One of the many loose ends that must be secured in order to create an over-all conducive environment for women, to thrive, according to Trudeau, is affordable child-care. “It’s time to take a serious look at parental leave and child care policies. We should be encouraging women – and men – to make the best decision for their family situation. In Canada, we’ve given parents more options for parental leave and invested billions in affordable, high-quality childcare. We also introduced a really successful child benefit programme that gives middle-and low-income parents more money every month to help with the high costs of raising kids. And since the Canada Child Benefit gives more money to those who need it most, the financial impact on single mothers has been significant,” he recounts.
Last year, nearly 90 percent of single mums receiving the Canada Child Benefit earned less than $60,000 and received about $9,000 in total benefits, tax-free. “Helping those families has been a key driver of Canada’s recent economic growth,” he added.
'How' to bring more women into the workforce
In Trudeau’s opinion, the leadership must exhibit a vigorous willingness to be more inclusive – and “change the nature of work as we know it.”
“Companies should have a formal policy on gender diversity, and make the recruitment of women candidates a priority. As corporate leaders, consider a gender-balanced board, or gender-balanced project teams. Anytime we’re looking for a new hire, we should be identifying women candidates at a rate equal to men,” he explains.
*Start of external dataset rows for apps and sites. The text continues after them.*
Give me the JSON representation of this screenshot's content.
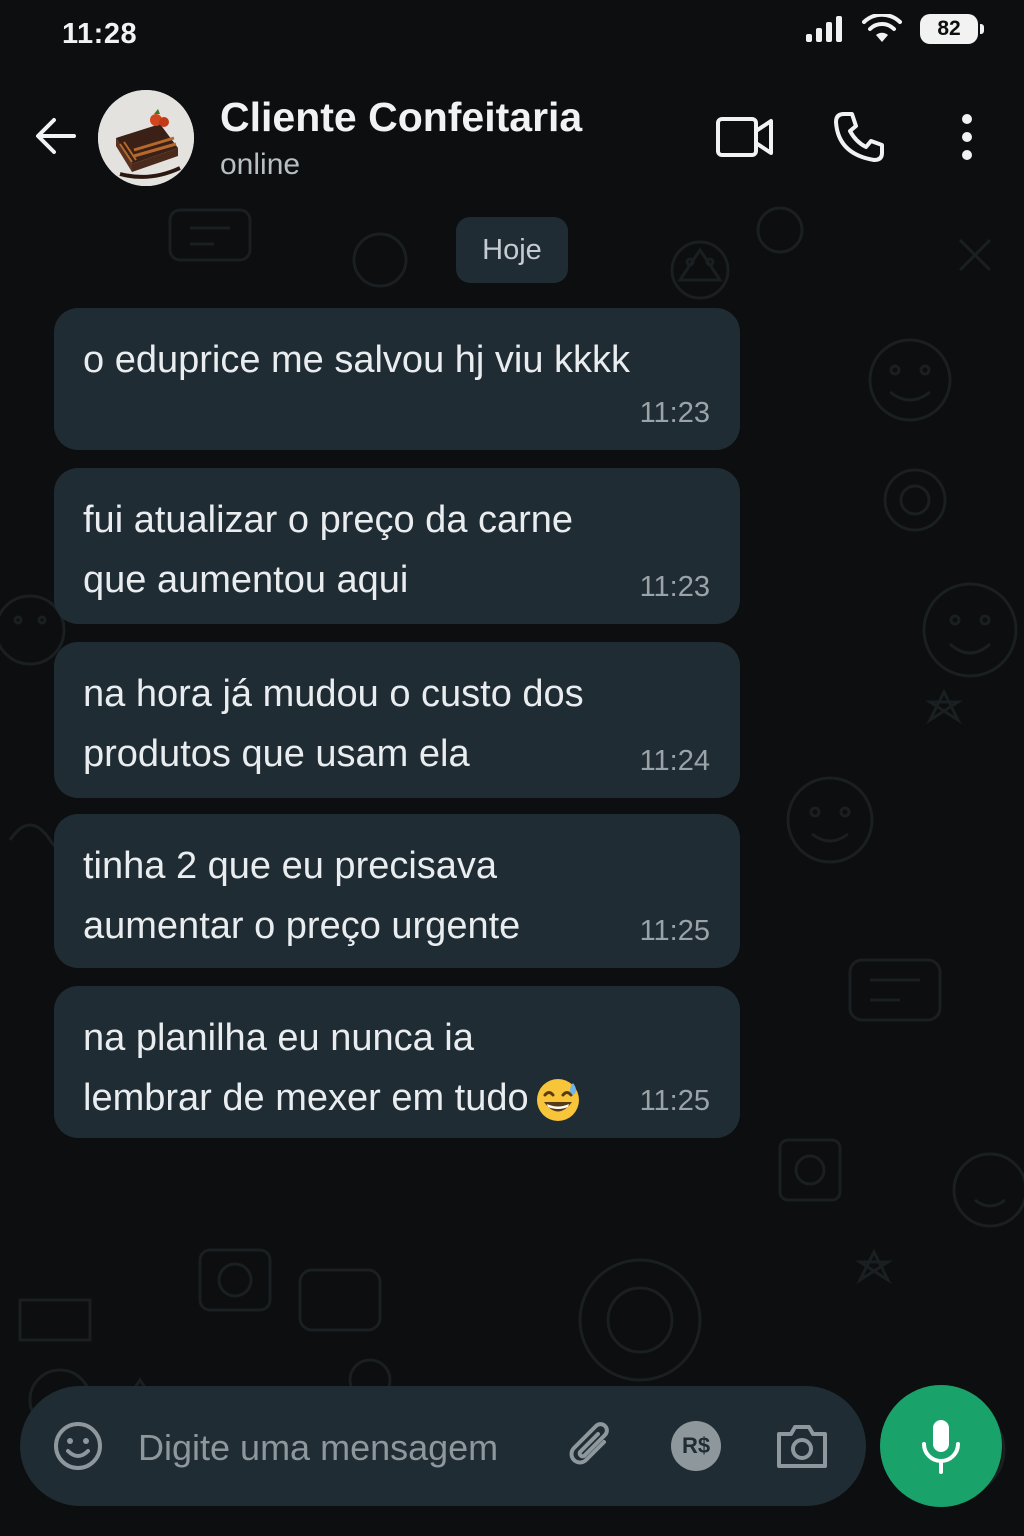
{
  "status_bar": {
    "time": "11:28",
    "battery": "82",
    "icons": [
      "signal-icon",
      "wifi-icon",
      "battery-icon"
    ]
  },
  "header": {
    "contact_name": "Cliente Confeitaria",
    "contact_status": "online",
    "icons": [
      "back-arrow-icon",
      "video-call-icon",
      "voice-call-icon",
      "more-options-icon"
    ]
  },
  "date_chip": "Hoje",
  "messages": [
    {
      "text": "o eduprice me salvou hj viu kkkk",
      "time": "11:23"
    },
    {
      "text": "fui atualizar o preço da carne que aumentou aqui",
      "time": "11:23"
    },
    {
      "text": "na hora já mudou o custo dos produtos que usam ela",
      "time": "11:24"
    },
    {
      "text": "tinha 2 que eu precisava aumentar o preço urgente",
      "time": "11:25"
    },
    {
      "text": "na planilha eu nunca ia lembrar de mexer em tudo",
      "time": "11:25",
      "emoji": "grinning-face-with-sweat"
    }
  ],
  "composer": {
    "placeholder": "Digite uma mensagem",
    "currency_badge": "R$",
    "icons": [
      "emoji-icon",
      "attach-icon",
      "currency-icon",
      "camera-icon",
      "mic-icon"
    ]
  },
  "colors": {
    "background": "#0c0e0f",
    "bubble": "#202c33",
    "accent": "#1aa26b",
    "composer": "#1f2c33"
  }
}
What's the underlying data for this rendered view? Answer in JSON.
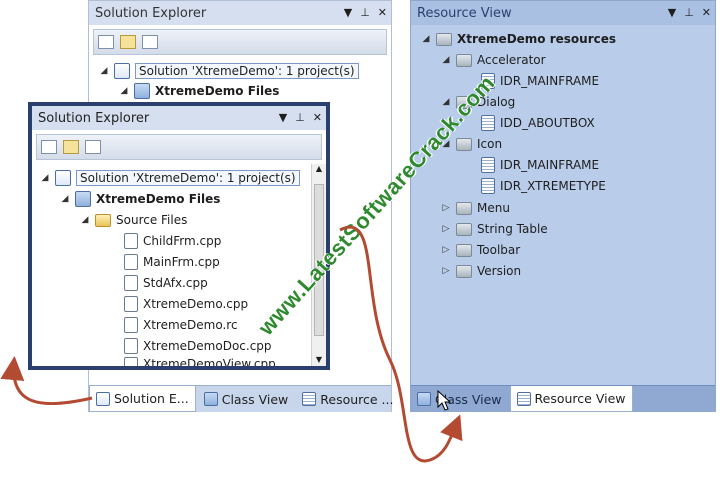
{
  "back_panel": {
    "title": "Solution Explorer",
    "rows": [
      {
        "label": "Solution 'XtremeDemo': 1 project(s)"
      },
      {
        "label": "XtremeDemo Files"
      }
    ],
    "tabs": [
      {
        "label": "Solution E..."
      },
      {
        "label": "Class View"
      },
      {
        "label": "Resource ..."
      }
    ]
  },
  "front_panel": {
    "title": "Solution Explorer",
    "rows": [
      {
        "label": "Solution 'XtremeDemo': 1 project(s)"
      },
      {
        "label": "XtremeDemo Files"
      },
      {
        "label": "Source Files"
      },
      {
        "label": "ChildFrm.cpp"
      },
      {
        "label": "MainFrm.cpp"
      },
      {
        "label": "StdAfx.cpp"
      },
      {
        "label": "XtremeDemo.cpp"
      },
      {
        "label": "XtremeDemo.rc"
      },
      {
        "label": "XtremeDemoDoc.cpp"
      },
      {
        "label": "XtremeDemoView.cpp"
      }
    ]
  },
  "resource_panel": {
    "title": "Resource View",
    "rows": [
      {
        "label": "XtremeDemo resources"
      },
      {
        "label": "Accelerator"
      },
      {
        "label": "IDR_MAINFRAME"
      },
      {
        "label": "Dialog"
      },
      {
        "label": "IDD_ABOUTBOX"
      },
      {
        "label": "Icon"
      },
      {
        "label": "IDR_MAINFRAME"
      },
      {
        "label": "IDR_XTREMETYPE"
      },
      {
        "label": "Menu"
      },
      {
        "label": "String Table"
      },
      {
        "label": "Toolbar"
      },
      {
        "label": "Version"
      }
    ],
    "tabs": [
      {
        "label": "Class View"
      },
      {
        "label": "Resource View"
      }
    ]
  },
  "watermark": "www.LatestSoftwareCrack.com",
  "colors": {
    "header_bg": "#d6dff0",
    "resource_bg": "#b9cdea",
    "frame_dark": "#2b3f6e",
    "arrow": "#b34a32",
    "watermark": "#2f8a2f"
  },
  "icons": [
    "pin-icon",
    "close-icon",
    "dropdown-icon",
    "solution-icon",
    "project-icon",
    "folder-icon",
    "cpp-file-icon",
    "resource-icon"
  ]
}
Illustrating how he used that approach while instating his cabinet, Trudeau mentioned that when they endeavoured to create the world’s first gender-balanced cabinet, they faced resistance, but his woman ministers like Chrystia Freeland and Maryam Monsef, “are serving the country with great distinction, and have elevated the level of decision-making and debate for everyone.”
The importance of an intersectional approach
Stating that gender diversity is one box – but true diversity can only be attained when a conscious effort is made to overcome the very many layers of discrimination women further undergo, on the grounds of their race, religion, sexuality, socioeconomic status, etc. “We have to recognise that aspects of intersectionality are always at play, and require special attention. Here’s an example: In 2016, among women who were newly appointed to the boards of Fortune 500 companies, 77 percent of them were white. These are just a few of the ways that women are even further discriminated against,” he noted.
Addressing crimes against women
“And finally, folks here is a really big one,” he starts to say.
As the ball drops on the glaring issue of sexual harassment – Trudeau asks people in power not to lose steam over the issue, that has been generated so nimbly and rapidly through magnanimous global-level movements like Me Too, Times Up, and the Women’s March.
“These movements tell us that we need to have a critical discussion on women’s rights, equality, and the power dynamics of gender. Sexual harassment, for example – in business and in government – is a systemic problem and it is unacceptable. As leaders, we need to act to show that truly, time is up. We must each have a well-understood, established process in place to file allegations of workplace harassment. And when we receive those complaints, we must take them seriously. As women speak up, it is our responsibility to listen, and more importantly, to believe,” he says.
According to Trudeau, governments and corporations are entrusted with a platform and a voice – and he urges them to use it.
“More women in leadership positions won’t just grow our economy, create jobs, and strengthen our communities. It will also lead to innovation and change in the workplace – innovation, and change that workers so desperately need. Right now, we are in real danger of leaving to our kids a world that is less fair than the one we inherited from our parents. Folks, treat these not as piecemeal alternatives to how things currently run. Treat these examples as a fundamental, essential shift in the way we operate,” he said, signing off.